▸ **What this task involves**
Keeping every character in place, output all the data.

Items from an interface collection

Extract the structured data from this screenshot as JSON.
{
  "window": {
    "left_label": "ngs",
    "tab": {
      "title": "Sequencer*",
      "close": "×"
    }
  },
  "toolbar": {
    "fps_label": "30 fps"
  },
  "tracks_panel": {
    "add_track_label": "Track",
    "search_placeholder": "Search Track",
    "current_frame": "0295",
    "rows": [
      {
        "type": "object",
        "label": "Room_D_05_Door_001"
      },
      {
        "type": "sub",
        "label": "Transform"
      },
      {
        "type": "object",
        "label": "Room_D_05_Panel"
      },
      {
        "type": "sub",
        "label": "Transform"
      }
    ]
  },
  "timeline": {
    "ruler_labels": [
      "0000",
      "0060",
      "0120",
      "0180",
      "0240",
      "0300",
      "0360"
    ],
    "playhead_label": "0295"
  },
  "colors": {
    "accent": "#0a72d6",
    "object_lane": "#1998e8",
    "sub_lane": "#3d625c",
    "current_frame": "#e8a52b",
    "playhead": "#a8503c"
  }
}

▸ **Answer area**
Extract the structured data from this screenshot as JSON.
{
  "window": {
    "left_label": "ngs",
    "tab": {
      "title": "Sequencer*",
      "close": "×"
    }
  },
  "toolbar": {
    "fps_label": "30 fps"
  },
  "tracks_panel": {
    "add_track_label": "Track",
    "search_placeholder": "Search Track",
    "current_frame": "0295",
    "rows": [
      {
        "type": "object",
        "label": "Room_D_05_Door_001"
      },
      {
        "type": "sub",
        "label": "Transform"
      },
      {
        "type": "object",
        "label": "Room_D_05_Panel"
      },
      {
        "type": "sub",
        "label": "Transform"
      }
    ]
  },
  "timeline": {
    "ruler_labels": [
      "0000",
      "0060",
      "0120",
      "0180",
      "0240",
      "0300",
      "0360"
    ],
    "playhead_label": "0295"
  },
  "colors": {
    "accent": "#0a72d6",
    "object_lane": "#1998e8",
    "sub_lane": "#3d625c",
    "current_frame": "#e8a52b",
    "playhead": "#a8503c"
  }
}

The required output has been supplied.